But what, exactly, is Sustainable Design? Is it the part about using recycled paper and plant-based inks, is it designing something for more than one use or to be used in a recycled way when the client is done with it?
It seemed to indicate that, while the design process produces long-lasting effects by solving problems and generating new ideas, the designed products themselves had to bend to an ecological mindset that they weren’t good to hang around for very long, and should compost or deconstruct after a period of time. Which I don’t think made any of us designers too comfortable.
AIGA National recently started an initiative called Design for Good—a movement to ignite, accelerate and amplify design-driven social change. Design for Good promotes sustainability in that the process of design effects change how we view the world, and in turn have ideas that propagate further change.
“What every business needs.
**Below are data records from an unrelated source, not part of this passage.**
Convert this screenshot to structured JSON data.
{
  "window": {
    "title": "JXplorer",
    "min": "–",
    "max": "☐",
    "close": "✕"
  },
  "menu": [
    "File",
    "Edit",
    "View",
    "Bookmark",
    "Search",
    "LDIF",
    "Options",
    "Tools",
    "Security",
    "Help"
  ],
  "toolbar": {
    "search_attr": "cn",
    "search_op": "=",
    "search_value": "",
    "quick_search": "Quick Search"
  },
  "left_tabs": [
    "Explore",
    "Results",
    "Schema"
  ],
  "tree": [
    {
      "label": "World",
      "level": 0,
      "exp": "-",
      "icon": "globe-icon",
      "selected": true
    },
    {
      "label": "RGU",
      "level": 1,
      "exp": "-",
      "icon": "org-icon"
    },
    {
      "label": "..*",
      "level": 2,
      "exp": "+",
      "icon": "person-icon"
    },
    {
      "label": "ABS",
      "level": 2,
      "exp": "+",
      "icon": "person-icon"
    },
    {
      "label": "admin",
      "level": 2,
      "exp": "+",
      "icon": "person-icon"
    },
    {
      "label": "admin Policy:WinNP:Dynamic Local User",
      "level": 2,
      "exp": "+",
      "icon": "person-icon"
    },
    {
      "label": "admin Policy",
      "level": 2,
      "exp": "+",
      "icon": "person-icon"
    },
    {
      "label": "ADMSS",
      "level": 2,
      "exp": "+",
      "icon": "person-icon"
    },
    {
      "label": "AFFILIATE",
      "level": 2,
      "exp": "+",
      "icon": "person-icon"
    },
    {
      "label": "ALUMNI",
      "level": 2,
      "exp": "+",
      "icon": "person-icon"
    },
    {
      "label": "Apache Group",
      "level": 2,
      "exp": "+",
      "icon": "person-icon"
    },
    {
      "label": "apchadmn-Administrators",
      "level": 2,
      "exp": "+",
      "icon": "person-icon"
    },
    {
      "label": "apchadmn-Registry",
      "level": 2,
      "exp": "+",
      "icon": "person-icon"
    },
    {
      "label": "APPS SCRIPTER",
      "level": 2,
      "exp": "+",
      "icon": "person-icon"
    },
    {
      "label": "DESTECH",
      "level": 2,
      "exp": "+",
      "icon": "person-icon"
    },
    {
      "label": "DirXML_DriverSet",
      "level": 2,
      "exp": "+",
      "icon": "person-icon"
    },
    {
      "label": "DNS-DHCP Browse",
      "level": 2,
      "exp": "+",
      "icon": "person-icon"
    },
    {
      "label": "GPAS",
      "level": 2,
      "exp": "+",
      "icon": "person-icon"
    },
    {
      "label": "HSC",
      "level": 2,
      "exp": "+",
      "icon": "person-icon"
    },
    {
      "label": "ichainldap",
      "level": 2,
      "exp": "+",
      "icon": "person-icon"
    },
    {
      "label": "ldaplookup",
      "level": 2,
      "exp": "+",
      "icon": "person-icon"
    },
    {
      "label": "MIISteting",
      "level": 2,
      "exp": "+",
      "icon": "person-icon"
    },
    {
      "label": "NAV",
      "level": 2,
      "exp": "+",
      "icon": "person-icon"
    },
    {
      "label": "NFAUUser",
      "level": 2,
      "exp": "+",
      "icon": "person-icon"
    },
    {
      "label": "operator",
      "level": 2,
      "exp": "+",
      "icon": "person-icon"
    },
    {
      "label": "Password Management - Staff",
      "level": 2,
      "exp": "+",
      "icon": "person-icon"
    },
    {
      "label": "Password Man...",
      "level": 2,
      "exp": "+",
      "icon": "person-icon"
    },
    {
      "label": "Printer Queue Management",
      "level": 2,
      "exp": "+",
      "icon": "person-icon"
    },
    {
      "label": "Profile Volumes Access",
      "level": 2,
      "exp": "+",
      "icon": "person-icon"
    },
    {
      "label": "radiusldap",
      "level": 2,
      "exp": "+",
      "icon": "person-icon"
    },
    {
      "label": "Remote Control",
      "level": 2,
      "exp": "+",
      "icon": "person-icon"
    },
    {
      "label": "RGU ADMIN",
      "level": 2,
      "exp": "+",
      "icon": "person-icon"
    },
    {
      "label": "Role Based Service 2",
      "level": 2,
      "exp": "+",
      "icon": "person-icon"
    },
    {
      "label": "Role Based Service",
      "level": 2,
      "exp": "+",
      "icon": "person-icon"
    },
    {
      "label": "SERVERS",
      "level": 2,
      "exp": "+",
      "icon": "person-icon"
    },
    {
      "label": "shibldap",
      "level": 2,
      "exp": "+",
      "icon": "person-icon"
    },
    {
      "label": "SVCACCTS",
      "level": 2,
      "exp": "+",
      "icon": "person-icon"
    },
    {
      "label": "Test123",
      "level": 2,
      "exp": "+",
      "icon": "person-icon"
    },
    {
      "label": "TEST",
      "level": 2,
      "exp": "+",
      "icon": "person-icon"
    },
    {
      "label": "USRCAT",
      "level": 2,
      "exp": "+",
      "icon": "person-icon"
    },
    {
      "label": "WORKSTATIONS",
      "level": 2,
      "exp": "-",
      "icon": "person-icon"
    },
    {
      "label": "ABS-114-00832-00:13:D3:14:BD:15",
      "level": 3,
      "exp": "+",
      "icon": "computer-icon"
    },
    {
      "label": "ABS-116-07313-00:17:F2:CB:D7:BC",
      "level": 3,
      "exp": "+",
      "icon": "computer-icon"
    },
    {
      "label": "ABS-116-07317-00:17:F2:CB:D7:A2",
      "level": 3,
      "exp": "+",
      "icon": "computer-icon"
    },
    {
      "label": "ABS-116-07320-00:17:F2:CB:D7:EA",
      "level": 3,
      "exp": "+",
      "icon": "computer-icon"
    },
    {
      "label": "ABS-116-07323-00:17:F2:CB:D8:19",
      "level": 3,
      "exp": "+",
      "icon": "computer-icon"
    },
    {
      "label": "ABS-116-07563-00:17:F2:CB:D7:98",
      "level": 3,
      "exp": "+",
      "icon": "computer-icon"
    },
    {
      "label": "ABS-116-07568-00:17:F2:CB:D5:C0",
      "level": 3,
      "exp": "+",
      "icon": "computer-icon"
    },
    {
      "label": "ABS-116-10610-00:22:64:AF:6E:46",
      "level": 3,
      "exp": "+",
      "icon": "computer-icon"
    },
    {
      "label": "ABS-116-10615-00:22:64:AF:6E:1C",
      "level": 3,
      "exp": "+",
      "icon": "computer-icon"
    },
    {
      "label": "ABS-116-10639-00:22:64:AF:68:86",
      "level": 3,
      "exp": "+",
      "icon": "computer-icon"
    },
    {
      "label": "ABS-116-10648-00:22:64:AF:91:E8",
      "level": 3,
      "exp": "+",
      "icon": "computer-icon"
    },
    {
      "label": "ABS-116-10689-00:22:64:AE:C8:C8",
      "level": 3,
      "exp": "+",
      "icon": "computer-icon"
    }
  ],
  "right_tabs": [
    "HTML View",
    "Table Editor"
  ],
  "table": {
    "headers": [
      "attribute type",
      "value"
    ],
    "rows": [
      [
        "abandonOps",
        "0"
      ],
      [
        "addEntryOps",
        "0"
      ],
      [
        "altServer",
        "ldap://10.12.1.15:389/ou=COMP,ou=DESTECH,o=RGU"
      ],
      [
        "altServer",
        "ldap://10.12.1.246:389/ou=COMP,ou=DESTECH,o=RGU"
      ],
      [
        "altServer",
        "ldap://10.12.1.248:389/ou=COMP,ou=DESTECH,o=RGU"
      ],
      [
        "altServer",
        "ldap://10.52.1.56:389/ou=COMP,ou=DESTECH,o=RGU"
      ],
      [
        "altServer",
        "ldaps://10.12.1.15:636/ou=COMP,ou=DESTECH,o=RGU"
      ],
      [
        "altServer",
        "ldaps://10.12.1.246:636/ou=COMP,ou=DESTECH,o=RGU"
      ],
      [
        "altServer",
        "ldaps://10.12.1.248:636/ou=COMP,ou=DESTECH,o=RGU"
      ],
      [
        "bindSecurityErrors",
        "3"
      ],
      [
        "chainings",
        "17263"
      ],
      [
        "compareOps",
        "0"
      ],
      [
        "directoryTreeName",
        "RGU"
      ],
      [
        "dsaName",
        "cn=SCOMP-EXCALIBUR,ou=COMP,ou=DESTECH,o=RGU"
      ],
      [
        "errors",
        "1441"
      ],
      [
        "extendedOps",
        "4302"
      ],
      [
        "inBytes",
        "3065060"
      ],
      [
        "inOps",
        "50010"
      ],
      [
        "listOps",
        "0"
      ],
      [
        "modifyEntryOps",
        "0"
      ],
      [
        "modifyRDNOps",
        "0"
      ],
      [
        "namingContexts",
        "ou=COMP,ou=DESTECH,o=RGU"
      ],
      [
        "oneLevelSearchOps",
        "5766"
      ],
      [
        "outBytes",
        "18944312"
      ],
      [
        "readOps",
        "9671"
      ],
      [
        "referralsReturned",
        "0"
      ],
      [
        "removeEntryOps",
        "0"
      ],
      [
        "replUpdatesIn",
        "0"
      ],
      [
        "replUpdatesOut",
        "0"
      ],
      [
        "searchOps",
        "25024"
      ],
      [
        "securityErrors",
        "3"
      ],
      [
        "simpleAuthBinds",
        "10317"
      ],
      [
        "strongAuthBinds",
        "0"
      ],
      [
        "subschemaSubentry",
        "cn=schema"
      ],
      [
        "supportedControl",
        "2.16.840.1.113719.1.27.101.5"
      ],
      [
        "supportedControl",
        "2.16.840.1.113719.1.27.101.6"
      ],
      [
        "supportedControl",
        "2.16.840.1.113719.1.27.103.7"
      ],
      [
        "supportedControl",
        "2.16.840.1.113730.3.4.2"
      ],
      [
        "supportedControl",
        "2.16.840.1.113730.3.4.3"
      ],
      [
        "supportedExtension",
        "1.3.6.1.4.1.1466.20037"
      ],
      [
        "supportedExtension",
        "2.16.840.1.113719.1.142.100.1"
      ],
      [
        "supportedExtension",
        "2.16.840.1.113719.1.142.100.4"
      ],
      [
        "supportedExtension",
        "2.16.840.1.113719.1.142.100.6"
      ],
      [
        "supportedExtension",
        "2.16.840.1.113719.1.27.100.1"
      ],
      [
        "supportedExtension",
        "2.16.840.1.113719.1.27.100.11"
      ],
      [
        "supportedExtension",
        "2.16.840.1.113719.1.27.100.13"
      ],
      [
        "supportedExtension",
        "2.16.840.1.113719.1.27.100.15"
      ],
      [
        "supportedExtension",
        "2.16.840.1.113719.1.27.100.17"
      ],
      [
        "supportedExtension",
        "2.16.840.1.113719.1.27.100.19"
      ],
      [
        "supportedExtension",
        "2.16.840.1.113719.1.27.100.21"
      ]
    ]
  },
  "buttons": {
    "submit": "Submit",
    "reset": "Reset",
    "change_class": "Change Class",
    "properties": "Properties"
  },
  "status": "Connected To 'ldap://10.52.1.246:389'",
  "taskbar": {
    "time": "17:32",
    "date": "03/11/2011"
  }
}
And how.”, a new brochure from AIGA, has a pretty good layout of how design produces business success. It also spells out the design process, which is really nice because I think businesses forget from time to time that there is a design process applied to products and solutions.
I like this part
Design can create desire…improve intelligence…impact productivity…speak volumes…start a revolution…and eliminate frustration.
Hmm. The same solutions that drive a business forward can also be applied to driving social change.
I think of Sustainable Design or Design for Good as any other design effort but remembering these solutions. It’s still design. But with the benefits and energy and understanding, it’s just design for good.